◆ Instructions for the task: Only lines with the string "true" matter here; gather them from the material below.

================

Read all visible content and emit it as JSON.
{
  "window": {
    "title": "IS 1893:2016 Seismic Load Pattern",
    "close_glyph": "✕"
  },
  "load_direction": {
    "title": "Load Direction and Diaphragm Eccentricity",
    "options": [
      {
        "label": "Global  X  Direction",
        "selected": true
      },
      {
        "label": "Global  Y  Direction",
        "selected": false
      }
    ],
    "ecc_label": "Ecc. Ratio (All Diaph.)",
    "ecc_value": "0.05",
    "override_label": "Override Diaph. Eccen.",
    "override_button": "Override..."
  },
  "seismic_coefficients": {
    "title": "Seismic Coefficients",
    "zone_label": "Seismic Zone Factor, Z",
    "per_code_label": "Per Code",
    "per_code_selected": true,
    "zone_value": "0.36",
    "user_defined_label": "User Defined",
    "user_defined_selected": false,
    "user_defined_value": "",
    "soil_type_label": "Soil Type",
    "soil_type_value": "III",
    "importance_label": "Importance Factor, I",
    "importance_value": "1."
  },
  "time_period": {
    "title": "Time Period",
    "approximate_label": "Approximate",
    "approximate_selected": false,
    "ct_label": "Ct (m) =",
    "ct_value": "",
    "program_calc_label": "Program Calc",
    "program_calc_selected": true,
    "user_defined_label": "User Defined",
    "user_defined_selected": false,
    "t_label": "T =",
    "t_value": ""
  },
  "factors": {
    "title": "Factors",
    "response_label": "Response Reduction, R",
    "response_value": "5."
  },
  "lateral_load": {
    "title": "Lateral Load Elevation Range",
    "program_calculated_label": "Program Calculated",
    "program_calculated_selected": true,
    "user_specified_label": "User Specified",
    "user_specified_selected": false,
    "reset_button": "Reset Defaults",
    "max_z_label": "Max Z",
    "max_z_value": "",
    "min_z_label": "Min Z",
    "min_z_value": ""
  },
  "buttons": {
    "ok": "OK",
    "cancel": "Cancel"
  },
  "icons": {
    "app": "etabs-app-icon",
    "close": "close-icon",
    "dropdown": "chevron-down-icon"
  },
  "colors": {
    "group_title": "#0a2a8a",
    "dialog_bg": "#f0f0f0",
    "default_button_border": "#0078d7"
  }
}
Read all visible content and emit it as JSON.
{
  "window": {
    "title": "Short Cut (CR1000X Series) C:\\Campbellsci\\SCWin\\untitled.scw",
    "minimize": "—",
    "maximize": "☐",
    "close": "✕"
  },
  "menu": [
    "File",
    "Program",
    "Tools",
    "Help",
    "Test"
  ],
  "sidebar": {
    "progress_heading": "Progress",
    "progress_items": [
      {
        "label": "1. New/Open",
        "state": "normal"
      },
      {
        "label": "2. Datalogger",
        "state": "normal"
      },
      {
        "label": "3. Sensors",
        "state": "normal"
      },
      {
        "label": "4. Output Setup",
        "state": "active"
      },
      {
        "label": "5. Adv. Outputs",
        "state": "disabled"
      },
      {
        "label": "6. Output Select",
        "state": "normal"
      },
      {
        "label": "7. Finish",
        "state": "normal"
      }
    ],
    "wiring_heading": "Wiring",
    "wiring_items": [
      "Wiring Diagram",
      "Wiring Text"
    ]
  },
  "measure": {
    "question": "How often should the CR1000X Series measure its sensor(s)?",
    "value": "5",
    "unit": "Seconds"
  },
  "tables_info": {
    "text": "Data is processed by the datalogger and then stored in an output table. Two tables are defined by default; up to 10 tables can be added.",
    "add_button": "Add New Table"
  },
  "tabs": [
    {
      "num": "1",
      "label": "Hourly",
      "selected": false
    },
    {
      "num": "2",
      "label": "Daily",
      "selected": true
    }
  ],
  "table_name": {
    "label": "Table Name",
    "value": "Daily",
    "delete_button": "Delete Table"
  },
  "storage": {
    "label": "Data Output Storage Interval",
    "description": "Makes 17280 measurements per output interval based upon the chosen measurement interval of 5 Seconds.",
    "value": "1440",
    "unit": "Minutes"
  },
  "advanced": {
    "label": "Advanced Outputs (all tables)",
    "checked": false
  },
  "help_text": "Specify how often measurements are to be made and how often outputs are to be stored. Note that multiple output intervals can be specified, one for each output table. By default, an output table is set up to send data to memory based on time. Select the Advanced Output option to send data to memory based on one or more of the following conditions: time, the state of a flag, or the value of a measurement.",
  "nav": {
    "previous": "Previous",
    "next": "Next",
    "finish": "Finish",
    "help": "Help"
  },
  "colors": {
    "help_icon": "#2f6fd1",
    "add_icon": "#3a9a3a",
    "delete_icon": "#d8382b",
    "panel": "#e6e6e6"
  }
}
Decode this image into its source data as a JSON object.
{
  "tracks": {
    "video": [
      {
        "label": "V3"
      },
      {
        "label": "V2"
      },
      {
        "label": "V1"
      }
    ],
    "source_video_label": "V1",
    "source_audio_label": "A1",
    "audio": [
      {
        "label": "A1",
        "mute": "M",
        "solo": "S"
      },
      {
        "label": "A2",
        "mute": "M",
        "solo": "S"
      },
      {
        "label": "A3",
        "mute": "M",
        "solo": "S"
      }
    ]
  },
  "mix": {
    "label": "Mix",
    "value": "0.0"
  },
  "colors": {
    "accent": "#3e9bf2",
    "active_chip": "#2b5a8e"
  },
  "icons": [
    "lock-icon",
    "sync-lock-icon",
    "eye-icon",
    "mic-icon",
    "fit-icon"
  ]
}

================

◆ Result of the task:
        "selected": true
    "per_code_selected": true,
    "program_calc_selected": true,
    "program_calculated_selected": true,
      "selected": true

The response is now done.